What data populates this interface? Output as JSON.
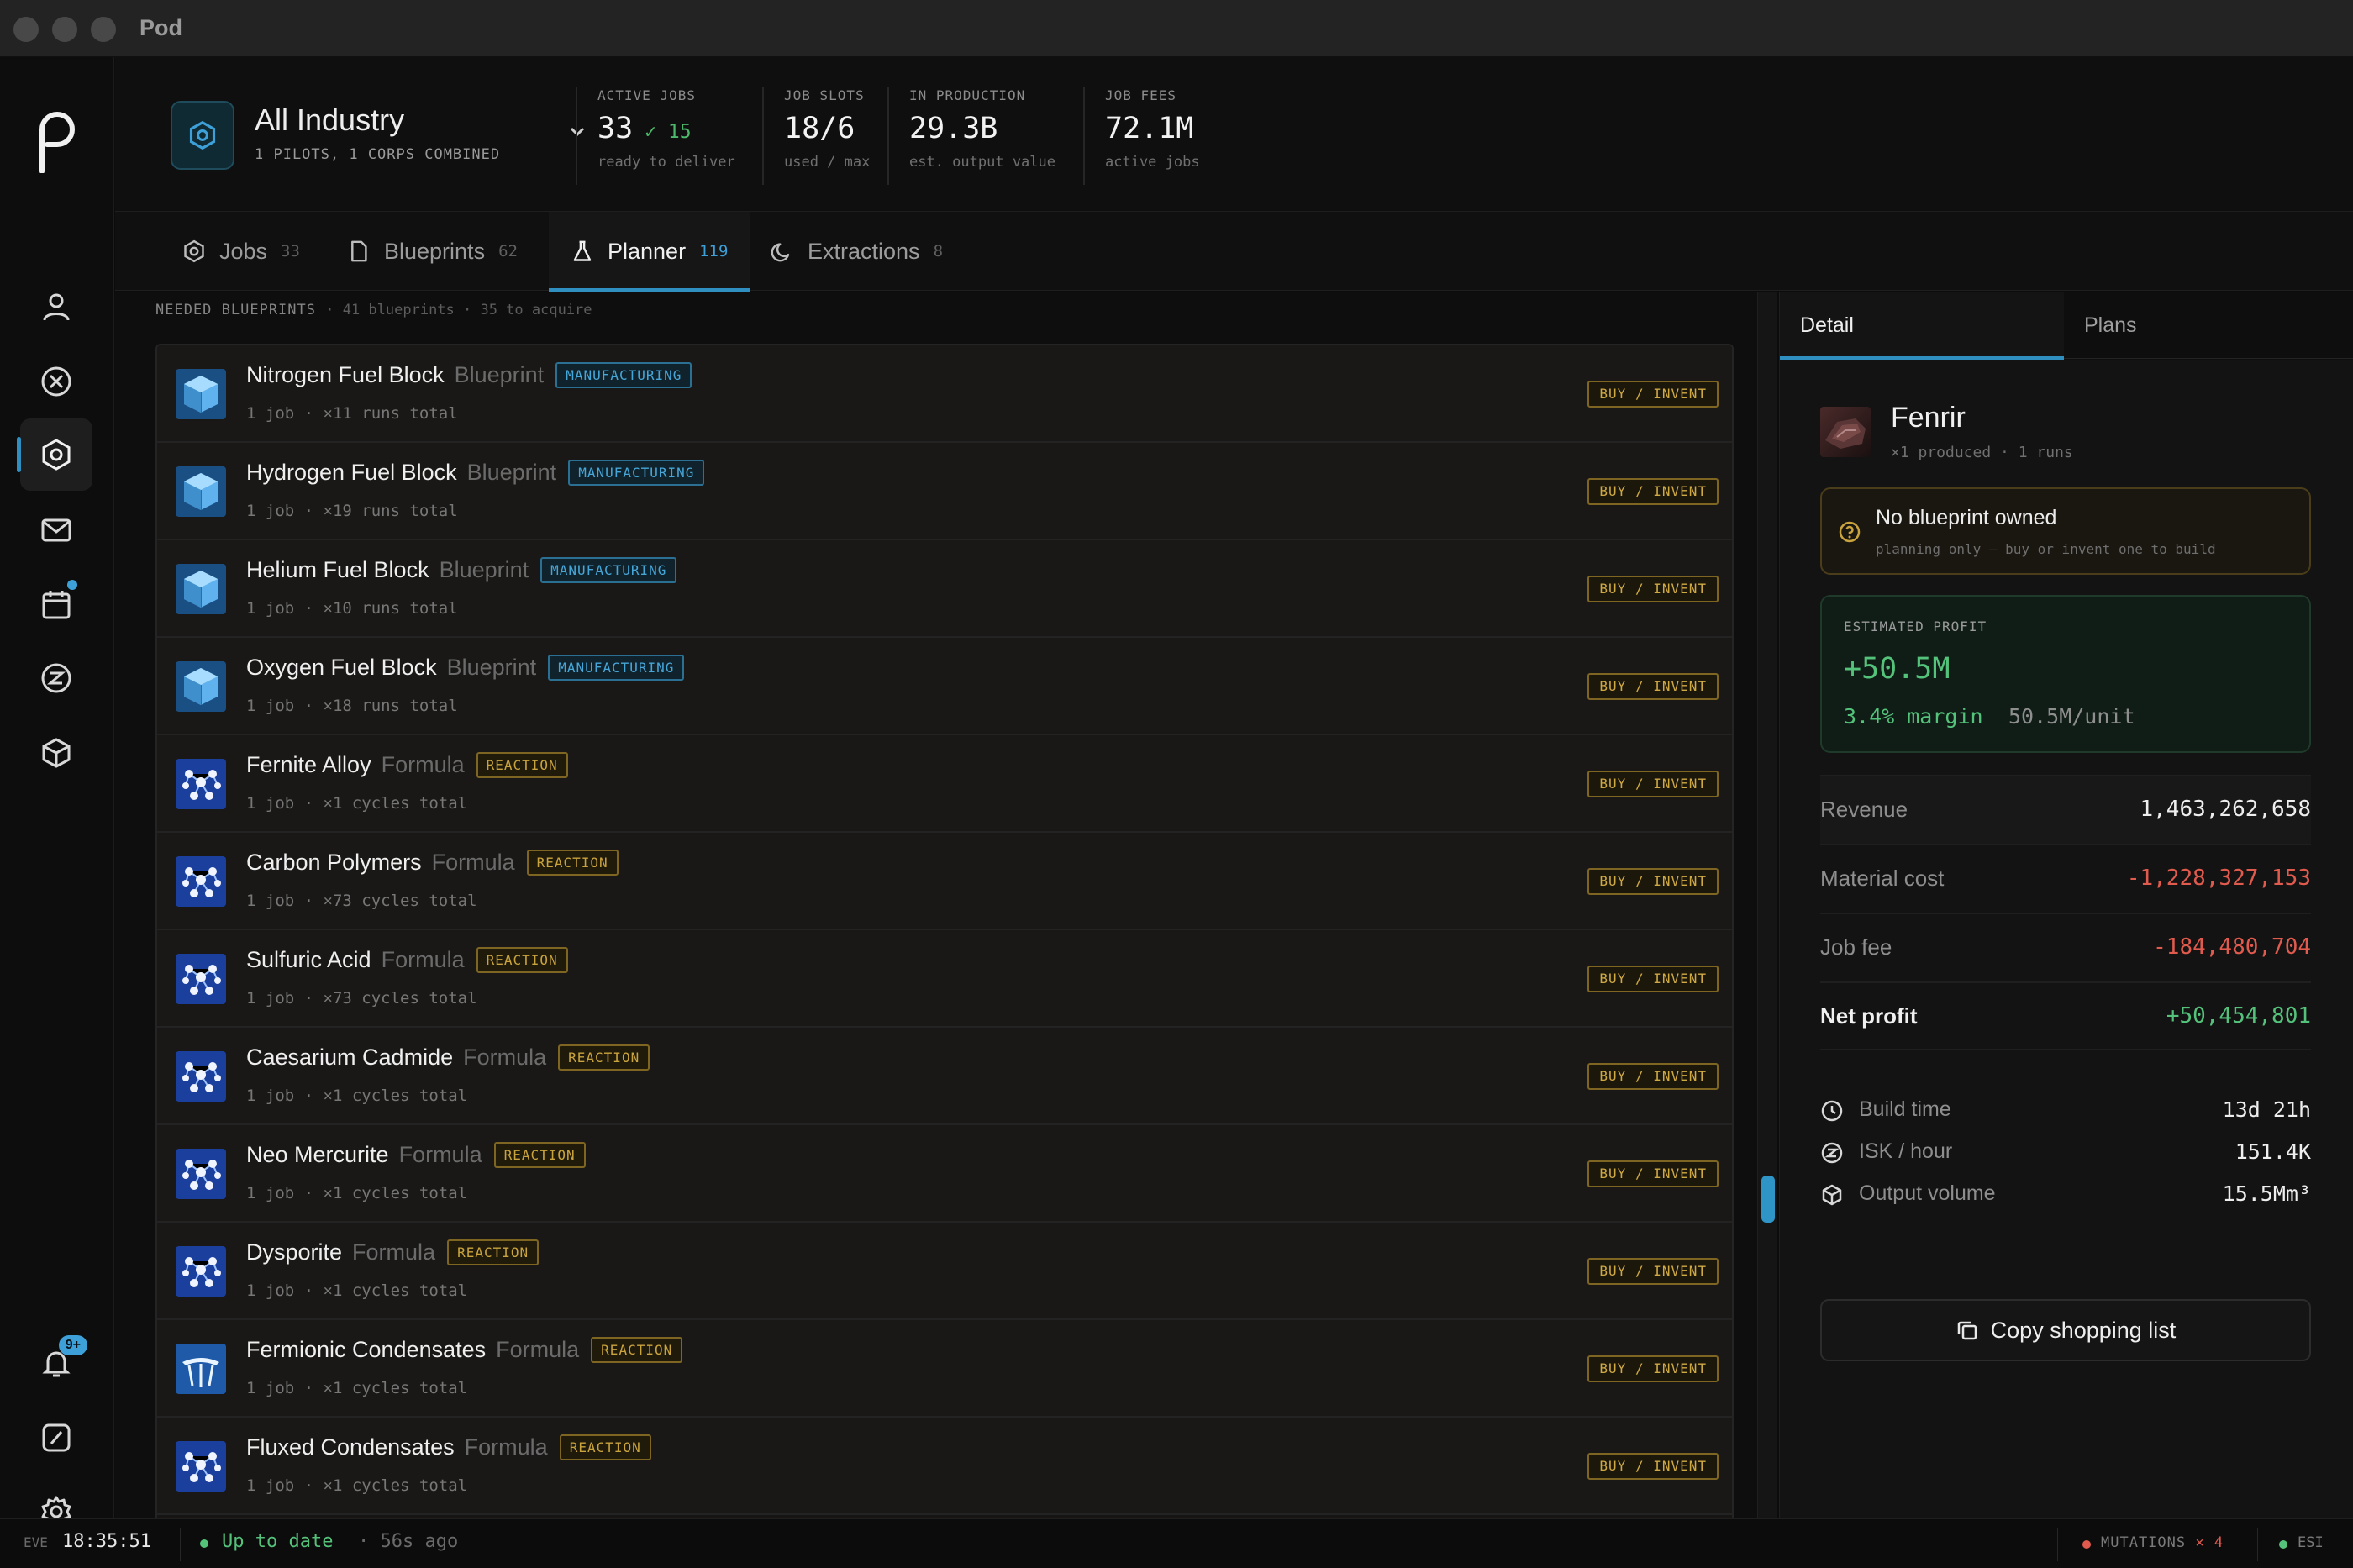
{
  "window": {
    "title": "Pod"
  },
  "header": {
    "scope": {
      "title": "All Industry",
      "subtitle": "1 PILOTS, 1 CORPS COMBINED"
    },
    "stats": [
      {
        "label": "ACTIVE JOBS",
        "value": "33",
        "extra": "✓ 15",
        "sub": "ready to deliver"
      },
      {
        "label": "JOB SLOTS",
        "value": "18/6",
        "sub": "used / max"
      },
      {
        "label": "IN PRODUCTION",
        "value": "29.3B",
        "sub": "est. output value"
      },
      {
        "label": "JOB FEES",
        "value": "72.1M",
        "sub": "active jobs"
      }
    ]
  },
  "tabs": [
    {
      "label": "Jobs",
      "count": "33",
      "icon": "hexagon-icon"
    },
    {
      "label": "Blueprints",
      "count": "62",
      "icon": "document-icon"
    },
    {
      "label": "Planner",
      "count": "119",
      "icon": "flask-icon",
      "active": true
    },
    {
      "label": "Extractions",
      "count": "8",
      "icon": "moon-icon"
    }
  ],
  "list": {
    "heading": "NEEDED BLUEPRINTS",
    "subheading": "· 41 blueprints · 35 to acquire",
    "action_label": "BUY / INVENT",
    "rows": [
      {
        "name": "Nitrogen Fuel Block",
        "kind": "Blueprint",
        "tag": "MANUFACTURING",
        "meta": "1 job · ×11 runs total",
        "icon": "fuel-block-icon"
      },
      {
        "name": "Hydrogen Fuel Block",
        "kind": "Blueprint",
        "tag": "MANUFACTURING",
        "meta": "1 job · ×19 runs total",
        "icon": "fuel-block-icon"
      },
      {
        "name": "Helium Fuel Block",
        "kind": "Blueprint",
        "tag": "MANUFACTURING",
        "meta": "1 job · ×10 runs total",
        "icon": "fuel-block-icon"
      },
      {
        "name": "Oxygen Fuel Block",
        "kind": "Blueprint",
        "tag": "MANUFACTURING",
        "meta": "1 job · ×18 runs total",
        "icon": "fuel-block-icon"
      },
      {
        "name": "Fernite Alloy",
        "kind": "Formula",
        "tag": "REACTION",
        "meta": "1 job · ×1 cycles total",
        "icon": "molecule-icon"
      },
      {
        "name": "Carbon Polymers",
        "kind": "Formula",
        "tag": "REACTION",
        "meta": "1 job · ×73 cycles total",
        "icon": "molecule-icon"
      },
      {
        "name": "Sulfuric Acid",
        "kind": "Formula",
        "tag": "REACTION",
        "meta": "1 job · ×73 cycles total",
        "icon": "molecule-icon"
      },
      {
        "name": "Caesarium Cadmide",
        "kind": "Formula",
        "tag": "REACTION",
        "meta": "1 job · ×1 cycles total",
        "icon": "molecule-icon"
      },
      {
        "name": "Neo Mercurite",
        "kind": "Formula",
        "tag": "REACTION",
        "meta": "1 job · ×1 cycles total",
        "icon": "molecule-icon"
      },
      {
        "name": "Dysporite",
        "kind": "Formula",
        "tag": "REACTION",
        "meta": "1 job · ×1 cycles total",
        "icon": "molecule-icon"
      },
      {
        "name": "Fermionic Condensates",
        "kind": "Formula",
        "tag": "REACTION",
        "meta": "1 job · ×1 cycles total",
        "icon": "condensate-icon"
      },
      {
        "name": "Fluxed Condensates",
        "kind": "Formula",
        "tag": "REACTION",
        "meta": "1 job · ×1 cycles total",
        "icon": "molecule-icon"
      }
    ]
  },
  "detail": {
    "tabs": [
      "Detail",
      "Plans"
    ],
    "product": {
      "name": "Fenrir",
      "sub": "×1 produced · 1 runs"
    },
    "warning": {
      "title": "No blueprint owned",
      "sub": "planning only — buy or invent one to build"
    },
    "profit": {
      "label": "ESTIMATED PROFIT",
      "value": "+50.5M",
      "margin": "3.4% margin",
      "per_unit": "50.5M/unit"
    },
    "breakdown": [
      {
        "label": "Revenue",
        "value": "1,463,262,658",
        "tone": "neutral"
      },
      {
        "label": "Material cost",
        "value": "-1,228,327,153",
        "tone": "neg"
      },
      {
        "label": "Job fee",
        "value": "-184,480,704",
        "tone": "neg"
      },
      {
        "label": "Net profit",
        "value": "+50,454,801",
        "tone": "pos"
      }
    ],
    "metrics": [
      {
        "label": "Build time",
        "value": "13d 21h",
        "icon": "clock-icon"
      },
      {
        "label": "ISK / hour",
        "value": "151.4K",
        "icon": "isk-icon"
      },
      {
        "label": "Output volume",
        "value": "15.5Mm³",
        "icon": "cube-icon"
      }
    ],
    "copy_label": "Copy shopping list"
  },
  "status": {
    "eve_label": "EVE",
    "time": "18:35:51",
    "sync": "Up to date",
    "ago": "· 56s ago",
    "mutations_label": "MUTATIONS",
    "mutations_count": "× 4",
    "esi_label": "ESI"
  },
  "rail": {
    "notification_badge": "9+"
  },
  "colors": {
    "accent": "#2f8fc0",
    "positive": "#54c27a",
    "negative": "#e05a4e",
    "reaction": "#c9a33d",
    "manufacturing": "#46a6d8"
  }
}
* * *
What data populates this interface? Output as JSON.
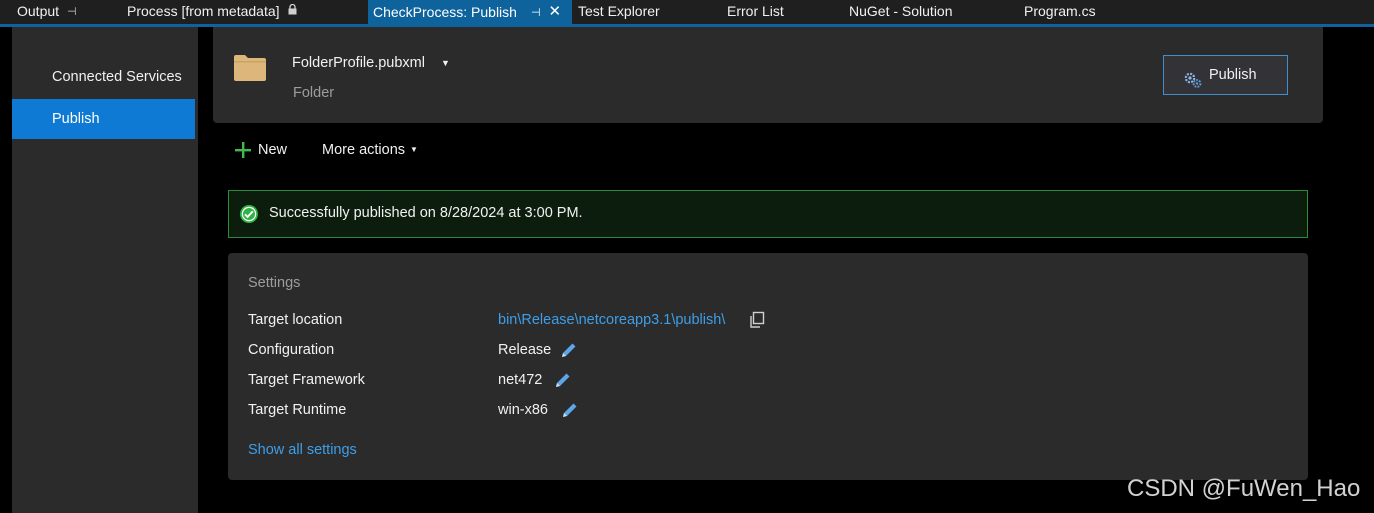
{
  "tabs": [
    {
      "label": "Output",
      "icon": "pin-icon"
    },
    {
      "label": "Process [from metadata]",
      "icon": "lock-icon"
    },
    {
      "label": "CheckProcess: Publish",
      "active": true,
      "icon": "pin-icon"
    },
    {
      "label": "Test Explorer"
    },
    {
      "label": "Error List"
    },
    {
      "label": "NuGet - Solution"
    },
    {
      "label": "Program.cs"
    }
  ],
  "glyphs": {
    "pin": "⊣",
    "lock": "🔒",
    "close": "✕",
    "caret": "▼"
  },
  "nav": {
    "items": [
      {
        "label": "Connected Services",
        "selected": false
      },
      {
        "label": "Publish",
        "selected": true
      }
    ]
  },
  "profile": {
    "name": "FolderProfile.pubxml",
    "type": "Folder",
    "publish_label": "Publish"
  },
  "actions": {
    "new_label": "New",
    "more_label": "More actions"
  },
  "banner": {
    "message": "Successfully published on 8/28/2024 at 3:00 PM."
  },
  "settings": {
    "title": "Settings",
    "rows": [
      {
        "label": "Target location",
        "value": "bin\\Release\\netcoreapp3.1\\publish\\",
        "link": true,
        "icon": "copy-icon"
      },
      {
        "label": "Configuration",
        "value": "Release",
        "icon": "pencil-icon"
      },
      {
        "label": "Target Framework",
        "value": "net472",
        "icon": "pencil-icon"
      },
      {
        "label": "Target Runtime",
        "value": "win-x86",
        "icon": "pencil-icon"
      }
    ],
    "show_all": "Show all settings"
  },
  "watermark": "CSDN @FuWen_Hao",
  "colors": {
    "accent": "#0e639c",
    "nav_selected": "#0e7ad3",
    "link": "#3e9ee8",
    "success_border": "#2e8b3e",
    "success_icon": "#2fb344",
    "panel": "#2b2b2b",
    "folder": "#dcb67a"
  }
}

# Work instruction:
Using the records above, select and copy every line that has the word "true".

# Exercise result:
      "active": true
      "active": true,
        "selected": true
        "link": true,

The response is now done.